## The task
Keep only the lines of the data below that contain "duration", and copy them.

(Stored items)
--------------------------------------------------

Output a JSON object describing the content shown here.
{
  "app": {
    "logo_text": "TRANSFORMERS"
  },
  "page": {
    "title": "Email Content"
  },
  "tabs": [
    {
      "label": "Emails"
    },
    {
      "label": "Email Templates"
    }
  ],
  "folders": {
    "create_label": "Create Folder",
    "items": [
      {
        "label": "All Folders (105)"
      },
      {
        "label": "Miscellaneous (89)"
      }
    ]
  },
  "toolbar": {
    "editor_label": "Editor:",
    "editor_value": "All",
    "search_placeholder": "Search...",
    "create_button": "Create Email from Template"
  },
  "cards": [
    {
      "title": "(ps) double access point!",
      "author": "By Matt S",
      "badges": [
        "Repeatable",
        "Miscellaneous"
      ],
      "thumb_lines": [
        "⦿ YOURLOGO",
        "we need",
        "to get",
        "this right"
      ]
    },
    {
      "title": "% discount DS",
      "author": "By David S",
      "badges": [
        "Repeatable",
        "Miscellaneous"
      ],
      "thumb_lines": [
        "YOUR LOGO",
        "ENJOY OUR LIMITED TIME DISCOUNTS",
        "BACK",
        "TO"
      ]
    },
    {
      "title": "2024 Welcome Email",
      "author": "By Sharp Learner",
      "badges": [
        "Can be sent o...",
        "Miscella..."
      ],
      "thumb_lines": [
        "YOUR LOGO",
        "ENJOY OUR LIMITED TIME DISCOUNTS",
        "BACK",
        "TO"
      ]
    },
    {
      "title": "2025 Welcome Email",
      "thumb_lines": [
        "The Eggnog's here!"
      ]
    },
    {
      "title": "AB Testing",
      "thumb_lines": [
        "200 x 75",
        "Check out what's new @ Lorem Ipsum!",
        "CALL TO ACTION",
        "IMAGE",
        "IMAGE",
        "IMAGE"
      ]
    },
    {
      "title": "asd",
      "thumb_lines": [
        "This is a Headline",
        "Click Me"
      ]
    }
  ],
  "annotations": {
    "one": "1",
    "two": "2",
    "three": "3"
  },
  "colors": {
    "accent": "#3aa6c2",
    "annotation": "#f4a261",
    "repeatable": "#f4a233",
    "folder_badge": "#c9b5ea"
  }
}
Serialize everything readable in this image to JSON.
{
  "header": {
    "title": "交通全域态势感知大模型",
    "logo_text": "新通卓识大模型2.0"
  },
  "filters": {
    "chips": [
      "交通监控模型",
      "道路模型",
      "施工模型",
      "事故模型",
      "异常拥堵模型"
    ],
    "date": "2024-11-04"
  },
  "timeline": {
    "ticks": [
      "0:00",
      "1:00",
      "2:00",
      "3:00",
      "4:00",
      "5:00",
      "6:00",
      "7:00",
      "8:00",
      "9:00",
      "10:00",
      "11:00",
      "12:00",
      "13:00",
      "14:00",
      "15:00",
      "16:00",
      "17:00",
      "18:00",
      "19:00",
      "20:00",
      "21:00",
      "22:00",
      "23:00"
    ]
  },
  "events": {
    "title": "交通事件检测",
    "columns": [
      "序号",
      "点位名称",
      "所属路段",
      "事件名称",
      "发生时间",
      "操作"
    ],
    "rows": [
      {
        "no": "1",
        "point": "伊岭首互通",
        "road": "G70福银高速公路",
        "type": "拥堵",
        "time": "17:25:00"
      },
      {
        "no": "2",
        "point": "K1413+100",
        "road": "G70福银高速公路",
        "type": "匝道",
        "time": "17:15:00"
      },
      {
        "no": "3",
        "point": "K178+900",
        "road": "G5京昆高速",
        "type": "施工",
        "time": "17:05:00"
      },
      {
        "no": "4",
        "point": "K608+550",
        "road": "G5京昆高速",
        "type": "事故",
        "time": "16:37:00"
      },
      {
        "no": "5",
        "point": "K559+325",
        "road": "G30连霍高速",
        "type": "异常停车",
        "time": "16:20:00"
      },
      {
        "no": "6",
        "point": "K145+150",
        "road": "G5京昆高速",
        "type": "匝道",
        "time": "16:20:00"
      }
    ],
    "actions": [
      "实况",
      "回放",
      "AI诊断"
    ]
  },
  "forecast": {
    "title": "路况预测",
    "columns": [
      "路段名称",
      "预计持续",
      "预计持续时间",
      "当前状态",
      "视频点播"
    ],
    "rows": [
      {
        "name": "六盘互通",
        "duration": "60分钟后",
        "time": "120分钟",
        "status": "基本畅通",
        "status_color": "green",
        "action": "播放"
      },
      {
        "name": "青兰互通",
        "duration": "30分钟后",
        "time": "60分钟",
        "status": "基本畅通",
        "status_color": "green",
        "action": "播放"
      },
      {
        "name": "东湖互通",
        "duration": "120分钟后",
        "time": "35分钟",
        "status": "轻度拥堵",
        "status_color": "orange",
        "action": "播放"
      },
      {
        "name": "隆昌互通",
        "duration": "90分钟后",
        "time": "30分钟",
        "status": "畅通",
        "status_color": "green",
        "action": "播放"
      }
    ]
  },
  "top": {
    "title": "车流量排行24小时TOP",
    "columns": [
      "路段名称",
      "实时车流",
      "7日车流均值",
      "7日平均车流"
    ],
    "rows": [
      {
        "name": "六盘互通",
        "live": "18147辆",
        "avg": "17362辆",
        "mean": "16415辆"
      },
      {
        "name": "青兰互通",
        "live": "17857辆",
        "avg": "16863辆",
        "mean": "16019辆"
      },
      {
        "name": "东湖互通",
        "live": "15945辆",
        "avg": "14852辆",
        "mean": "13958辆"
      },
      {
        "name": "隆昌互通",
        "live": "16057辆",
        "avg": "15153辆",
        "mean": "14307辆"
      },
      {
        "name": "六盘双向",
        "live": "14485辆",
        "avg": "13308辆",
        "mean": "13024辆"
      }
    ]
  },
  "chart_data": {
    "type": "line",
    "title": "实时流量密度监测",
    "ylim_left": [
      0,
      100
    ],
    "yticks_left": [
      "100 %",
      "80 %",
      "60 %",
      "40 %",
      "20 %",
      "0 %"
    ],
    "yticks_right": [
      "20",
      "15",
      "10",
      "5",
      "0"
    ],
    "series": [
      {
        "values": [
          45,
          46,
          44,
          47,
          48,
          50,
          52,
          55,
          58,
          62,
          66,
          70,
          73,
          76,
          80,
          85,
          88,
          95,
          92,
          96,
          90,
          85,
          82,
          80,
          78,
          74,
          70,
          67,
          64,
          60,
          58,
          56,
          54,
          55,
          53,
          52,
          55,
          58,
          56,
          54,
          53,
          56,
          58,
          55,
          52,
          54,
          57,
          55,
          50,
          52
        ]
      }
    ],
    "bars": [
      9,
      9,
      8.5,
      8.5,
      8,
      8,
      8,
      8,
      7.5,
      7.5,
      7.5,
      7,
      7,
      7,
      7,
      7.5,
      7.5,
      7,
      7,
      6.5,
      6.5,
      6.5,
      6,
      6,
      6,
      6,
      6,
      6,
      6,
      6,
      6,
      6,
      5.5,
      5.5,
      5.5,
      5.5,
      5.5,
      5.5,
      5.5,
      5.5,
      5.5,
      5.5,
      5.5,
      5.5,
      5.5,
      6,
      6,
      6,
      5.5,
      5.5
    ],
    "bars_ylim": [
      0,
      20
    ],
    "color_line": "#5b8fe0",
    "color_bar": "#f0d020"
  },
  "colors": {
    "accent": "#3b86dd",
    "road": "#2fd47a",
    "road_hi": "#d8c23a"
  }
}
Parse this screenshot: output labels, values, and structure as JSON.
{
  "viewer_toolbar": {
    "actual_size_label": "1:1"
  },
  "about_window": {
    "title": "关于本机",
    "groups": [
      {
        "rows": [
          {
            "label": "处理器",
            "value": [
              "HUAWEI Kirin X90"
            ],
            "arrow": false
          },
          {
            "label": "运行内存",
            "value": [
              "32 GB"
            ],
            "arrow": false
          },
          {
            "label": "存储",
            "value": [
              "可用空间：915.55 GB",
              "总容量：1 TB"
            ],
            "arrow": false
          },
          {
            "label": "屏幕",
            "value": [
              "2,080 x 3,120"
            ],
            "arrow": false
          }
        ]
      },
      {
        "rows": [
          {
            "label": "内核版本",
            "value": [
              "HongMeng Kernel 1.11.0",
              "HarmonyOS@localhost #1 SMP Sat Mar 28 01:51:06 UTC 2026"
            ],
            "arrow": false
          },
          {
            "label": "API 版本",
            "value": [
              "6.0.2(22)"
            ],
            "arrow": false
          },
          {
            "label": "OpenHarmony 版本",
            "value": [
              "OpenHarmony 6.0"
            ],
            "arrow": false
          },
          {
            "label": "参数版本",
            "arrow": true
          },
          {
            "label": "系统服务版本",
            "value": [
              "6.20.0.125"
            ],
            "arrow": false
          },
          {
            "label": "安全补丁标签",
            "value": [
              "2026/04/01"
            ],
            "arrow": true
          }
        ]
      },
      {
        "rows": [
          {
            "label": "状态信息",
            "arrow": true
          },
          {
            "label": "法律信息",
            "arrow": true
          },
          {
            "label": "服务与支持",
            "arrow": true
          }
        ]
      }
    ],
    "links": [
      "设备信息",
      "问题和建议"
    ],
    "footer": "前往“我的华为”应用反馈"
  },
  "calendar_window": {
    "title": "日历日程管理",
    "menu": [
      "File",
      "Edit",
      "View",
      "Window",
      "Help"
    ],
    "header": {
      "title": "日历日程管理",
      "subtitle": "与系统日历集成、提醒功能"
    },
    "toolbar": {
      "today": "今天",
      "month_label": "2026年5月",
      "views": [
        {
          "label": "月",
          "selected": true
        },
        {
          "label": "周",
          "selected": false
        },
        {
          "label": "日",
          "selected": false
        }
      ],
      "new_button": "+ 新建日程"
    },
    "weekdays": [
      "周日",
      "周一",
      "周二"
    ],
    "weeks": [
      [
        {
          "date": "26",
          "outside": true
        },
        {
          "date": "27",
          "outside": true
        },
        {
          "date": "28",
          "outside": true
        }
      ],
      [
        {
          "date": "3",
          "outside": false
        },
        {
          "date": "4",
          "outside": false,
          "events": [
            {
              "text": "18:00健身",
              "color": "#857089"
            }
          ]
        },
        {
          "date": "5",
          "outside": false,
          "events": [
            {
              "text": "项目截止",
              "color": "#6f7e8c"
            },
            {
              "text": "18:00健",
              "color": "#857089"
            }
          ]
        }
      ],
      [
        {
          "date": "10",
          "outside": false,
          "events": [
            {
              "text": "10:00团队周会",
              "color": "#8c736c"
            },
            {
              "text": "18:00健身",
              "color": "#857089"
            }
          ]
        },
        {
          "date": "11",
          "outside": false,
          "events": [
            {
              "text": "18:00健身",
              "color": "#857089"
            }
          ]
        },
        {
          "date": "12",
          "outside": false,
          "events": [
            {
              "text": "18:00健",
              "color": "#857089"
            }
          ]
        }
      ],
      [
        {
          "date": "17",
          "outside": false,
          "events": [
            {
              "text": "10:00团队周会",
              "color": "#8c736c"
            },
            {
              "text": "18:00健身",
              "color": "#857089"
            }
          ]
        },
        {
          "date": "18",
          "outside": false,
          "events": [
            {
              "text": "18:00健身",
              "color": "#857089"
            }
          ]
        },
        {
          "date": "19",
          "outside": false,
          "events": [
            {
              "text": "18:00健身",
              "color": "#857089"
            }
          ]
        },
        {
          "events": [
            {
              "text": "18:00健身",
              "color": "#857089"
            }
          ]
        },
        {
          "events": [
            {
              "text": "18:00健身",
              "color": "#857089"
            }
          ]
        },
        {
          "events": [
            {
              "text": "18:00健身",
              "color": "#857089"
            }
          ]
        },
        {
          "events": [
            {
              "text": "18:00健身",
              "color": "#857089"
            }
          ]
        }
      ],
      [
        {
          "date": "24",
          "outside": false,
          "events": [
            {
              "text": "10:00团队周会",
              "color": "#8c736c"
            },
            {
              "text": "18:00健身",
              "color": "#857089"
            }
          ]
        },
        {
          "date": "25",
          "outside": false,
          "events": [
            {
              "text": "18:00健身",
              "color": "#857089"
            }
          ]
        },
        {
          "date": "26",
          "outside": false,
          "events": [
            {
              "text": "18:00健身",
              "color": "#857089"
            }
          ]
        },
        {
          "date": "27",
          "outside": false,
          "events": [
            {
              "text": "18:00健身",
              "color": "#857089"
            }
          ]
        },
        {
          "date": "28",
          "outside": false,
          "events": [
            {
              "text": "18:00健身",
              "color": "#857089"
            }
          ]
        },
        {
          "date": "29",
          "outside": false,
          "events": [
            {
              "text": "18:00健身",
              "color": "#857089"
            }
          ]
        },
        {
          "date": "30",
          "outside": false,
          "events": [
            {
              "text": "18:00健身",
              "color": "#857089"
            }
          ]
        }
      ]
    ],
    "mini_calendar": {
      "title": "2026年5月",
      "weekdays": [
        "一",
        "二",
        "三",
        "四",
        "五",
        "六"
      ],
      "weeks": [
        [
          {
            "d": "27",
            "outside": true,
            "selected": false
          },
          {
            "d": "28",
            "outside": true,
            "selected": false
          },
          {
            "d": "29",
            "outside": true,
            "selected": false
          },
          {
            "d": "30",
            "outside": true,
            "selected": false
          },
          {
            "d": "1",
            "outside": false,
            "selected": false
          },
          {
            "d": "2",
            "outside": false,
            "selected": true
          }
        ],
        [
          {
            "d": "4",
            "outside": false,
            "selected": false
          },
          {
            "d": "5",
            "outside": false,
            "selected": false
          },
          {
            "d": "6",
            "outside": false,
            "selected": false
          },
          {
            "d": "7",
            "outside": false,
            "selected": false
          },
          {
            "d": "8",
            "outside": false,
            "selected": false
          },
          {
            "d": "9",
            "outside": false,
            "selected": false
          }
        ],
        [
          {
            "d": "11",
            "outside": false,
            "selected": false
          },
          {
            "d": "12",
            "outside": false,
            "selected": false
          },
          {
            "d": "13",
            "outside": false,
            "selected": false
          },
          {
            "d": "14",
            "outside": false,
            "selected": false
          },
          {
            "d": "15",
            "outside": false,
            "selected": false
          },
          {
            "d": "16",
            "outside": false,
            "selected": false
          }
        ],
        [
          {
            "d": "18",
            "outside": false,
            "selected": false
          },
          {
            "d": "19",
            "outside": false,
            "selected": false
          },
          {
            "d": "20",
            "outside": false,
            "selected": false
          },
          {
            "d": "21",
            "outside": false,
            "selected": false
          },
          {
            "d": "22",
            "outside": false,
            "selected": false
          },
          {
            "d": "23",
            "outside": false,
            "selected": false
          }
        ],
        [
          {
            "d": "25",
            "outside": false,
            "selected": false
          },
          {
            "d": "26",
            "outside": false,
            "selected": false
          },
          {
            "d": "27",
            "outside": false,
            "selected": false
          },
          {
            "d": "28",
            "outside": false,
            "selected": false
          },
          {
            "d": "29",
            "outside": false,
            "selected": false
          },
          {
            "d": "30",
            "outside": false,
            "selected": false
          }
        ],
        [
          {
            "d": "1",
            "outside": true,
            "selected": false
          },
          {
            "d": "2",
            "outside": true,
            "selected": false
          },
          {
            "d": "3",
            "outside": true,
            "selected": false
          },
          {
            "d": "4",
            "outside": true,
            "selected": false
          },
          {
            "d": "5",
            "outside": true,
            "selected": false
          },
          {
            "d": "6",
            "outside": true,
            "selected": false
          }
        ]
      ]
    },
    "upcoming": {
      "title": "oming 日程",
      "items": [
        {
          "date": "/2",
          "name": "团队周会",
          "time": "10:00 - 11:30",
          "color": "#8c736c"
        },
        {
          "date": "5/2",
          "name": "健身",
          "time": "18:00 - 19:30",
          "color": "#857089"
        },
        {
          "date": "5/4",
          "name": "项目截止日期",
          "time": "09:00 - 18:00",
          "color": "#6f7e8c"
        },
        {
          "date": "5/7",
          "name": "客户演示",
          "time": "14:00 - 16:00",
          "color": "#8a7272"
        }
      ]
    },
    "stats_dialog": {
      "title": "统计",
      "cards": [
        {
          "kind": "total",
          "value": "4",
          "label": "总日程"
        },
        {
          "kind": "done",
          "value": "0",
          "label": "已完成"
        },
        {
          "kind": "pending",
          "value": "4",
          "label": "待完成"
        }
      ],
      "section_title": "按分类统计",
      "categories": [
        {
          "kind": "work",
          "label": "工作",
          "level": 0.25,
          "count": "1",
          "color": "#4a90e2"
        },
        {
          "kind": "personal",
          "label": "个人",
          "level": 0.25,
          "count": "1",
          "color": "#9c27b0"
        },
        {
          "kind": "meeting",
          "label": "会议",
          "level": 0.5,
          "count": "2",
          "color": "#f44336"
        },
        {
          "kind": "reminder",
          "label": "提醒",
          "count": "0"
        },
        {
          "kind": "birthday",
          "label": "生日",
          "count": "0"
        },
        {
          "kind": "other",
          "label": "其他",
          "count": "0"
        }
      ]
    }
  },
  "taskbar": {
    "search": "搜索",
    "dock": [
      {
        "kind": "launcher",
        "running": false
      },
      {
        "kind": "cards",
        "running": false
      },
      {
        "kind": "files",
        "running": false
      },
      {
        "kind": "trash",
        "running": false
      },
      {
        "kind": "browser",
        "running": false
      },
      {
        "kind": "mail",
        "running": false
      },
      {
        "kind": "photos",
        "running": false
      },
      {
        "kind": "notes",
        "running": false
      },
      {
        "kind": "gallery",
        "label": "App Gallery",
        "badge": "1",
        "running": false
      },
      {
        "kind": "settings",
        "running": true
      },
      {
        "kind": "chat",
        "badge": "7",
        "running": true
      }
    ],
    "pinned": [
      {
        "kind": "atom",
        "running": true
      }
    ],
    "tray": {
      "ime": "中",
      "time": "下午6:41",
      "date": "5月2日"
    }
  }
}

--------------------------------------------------

## Final answer
        "duration": "60分钟后",
        "duration": "30分钟后",
        "duration": "120分钟后",
        "duration": "90分钟后",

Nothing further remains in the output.